**TRY IT**. Look over the material for the string "time". Copy every line where it turns up.

**DATA EXTRACT**.
+++

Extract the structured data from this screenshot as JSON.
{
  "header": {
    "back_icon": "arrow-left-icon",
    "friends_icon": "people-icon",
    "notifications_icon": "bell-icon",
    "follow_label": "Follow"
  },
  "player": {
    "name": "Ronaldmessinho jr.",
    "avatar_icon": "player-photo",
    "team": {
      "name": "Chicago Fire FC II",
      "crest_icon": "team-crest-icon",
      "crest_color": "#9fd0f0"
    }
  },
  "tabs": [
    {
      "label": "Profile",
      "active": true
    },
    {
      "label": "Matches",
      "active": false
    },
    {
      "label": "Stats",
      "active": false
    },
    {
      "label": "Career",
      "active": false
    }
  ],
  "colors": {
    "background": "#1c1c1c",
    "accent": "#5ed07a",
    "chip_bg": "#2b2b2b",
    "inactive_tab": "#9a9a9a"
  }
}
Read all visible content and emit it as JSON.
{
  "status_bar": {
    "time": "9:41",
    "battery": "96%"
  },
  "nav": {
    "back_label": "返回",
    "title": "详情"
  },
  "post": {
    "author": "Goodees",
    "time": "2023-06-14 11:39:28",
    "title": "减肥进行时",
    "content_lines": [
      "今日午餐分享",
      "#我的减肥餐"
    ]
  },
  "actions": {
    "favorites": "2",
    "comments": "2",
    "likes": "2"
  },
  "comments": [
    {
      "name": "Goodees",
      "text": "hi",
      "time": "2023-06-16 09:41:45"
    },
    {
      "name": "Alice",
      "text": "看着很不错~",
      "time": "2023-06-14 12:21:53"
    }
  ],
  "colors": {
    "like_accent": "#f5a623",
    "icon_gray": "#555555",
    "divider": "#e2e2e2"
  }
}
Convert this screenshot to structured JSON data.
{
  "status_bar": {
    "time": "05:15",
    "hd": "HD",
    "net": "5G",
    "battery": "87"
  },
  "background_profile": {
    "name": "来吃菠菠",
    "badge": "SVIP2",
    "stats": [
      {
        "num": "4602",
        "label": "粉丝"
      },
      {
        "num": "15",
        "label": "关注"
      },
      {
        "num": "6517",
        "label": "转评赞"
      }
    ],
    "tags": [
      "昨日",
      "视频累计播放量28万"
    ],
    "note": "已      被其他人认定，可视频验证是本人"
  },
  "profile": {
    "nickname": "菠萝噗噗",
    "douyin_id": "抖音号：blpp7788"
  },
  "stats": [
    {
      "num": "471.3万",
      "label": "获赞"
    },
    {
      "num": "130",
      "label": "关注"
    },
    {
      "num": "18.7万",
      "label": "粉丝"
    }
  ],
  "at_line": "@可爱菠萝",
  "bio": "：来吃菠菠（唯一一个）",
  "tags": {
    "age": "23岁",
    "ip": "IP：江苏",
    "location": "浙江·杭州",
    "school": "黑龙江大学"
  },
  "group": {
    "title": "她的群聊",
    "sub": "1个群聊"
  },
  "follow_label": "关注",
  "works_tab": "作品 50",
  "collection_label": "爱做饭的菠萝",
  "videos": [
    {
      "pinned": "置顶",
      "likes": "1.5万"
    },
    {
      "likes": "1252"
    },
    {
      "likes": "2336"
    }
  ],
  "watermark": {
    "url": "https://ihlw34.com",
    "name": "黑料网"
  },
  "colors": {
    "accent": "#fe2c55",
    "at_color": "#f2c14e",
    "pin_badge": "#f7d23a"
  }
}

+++

**THE COMPLETED TASK**.
    "time": "9:41",
    "time": "2023-06-14 11:39:28",
      "time": "2023-06-16 09:41:45"
      "time": "2023-06-14 12:21:53"
    "time": "05:15",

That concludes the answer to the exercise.